Chronic obstructive pulmonary disease, or COPD, is characterized by a state of inflammation. A new Respirology study has identified certain inflammatory markers that can be used to predict which patients are at the highest risk of dying prematurely.
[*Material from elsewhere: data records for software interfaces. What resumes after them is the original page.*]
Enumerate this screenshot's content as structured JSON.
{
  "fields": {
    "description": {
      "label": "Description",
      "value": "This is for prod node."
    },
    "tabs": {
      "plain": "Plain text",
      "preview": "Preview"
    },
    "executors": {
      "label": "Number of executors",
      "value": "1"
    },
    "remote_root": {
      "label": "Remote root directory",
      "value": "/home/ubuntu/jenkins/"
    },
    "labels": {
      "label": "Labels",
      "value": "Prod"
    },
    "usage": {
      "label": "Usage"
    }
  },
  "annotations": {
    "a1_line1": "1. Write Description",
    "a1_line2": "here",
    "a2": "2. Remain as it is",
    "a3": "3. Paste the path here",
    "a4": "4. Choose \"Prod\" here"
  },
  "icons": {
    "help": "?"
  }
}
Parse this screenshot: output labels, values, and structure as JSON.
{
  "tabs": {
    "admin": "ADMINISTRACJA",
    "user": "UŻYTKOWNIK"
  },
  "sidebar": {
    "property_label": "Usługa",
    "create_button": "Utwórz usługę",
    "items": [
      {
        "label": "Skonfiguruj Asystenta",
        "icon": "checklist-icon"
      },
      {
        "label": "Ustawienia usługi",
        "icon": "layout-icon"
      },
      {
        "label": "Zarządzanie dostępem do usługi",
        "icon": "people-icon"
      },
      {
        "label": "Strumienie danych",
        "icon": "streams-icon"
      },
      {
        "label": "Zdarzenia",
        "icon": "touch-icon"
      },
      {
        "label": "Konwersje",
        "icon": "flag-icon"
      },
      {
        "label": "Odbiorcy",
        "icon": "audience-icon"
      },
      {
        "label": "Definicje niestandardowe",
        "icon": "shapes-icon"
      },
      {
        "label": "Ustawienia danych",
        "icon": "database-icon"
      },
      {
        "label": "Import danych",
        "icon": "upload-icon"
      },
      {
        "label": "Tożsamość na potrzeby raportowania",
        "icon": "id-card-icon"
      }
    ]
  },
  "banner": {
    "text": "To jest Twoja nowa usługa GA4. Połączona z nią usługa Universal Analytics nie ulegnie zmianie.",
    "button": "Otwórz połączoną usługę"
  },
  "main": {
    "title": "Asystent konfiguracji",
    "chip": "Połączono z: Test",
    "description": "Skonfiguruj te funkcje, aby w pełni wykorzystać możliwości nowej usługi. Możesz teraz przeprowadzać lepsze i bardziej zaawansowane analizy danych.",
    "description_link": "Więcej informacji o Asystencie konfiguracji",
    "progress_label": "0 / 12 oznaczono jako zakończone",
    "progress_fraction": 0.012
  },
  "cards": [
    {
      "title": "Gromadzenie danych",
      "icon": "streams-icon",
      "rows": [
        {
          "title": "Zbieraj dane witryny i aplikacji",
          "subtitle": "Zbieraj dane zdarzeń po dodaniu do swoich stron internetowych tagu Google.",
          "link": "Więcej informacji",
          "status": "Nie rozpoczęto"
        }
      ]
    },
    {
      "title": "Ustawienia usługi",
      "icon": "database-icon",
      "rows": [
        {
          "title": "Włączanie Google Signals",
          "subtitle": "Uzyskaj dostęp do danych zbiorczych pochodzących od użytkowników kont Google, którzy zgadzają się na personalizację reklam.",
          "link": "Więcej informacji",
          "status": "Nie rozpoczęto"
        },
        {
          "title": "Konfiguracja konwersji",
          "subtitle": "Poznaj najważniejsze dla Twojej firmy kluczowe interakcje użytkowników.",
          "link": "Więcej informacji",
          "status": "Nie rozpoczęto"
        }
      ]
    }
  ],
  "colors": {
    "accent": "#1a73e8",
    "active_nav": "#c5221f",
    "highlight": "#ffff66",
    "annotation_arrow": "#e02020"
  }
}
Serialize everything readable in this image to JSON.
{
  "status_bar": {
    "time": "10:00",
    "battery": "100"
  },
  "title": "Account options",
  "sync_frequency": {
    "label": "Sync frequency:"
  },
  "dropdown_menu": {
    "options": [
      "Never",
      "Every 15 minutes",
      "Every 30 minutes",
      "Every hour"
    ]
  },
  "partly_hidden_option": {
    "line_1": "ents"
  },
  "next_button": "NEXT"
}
In a national sample of 1144 US adults who were followed from 1988 to 2006, those with obstructive lung function had higher levels of white blood cell count and fibrinogen as well as a higher percentage of elevated C-reactive protein than participants with normal lung function. White blood cell count and concentrations of elevated C-reactive protein were weakly associated with an increased risk of dying during follow-up. Elevated concentrations of fibrinogen were modestly linked with an increased risk of dying.